------ INPUT FOR THIS TASK ------

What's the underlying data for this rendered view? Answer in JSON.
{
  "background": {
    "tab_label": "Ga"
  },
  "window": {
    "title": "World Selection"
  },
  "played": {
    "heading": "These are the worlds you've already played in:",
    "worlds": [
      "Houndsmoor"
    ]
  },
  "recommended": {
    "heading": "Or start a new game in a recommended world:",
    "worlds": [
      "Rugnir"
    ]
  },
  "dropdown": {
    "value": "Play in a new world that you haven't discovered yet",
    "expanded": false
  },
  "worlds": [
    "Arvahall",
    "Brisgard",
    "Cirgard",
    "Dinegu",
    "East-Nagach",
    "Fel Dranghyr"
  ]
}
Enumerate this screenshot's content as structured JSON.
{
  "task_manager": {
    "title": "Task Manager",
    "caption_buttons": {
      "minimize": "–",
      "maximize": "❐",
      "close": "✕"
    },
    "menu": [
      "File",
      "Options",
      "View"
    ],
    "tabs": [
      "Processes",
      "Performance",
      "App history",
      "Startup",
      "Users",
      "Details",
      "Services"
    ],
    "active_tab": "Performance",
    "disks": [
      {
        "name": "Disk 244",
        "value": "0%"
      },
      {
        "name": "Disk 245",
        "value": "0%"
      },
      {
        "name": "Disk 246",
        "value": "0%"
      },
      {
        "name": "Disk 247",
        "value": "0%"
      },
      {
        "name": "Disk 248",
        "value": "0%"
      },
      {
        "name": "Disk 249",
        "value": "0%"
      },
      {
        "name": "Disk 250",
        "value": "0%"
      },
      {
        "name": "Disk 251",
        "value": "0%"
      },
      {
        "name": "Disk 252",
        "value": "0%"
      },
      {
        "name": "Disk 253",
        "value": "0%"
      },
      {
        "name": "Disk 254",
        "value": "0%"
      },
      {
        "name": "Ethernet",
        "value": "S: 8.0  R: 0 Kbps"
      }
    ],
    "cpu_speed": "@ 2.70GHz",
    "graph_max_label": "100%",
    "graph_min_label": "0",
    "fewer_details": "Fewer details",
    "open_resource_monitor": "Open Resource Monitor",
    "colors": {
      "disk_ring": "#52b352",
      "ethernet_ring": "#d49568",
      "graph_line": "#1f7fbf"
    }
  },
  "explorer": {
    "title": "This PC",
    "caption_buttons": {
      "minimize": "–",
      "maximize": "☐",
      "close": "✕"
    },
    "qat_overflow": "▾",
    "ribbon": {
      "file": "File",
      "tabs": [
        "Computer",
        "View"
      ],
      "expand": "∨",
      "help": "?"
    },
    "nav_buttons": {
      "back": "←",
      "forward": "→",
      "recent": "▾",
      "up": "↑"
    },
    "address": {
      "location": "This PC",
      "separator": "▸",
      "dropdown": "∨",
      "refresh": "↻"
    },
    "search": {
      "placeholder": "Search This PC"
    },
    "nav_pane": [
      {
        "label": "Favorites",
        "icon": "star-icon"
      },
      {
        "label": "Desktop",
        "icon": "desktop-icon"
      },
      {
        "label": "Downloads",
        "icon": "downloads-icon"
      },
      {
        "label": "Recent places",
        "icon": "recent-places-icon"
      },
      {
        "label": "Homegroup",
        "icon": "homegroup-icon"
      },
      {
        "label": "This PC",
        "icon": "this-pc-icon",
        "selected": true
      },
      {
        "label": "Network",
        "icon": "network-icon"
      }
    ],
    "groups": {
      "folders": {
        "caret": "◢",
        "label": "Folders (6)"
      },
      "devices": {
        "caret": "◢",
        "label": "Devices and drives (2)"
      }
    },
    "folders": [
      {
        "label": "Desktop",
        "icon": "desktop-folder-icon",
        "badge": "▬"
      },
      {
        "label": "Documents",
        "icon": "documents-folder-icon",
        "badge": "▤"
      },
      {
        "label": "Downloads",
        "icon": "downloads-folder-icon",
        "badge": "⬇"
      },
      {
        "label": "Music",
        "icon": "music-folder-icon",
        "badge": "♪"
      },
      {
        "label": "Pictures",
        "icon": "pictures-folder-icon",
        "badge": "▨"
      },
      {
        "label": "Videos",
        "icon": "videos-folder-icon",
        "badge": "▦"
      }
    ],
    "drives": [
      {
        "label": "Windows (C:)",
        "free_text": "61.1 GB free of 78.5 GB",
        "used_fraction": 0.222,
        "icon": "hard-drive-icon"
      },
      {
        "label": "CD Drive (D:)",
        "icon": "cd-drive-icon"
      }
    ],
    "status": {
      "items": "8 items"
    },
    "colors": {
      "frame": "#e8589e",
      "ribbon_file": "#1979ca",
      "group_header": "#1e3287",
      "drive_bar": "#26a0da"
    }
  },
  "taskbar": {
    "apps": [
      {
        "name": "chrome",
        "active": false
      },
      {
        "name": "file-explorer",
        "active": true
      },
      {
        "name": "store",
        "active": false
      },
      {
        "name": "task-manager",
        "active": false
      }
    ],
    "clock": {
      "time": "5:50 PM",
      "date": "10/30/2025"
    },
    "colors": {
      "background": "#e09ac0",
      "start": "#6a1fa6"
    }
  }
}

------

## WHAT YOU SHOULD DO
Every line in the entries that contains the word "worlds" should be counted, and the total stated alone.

## ANSWER BOX
4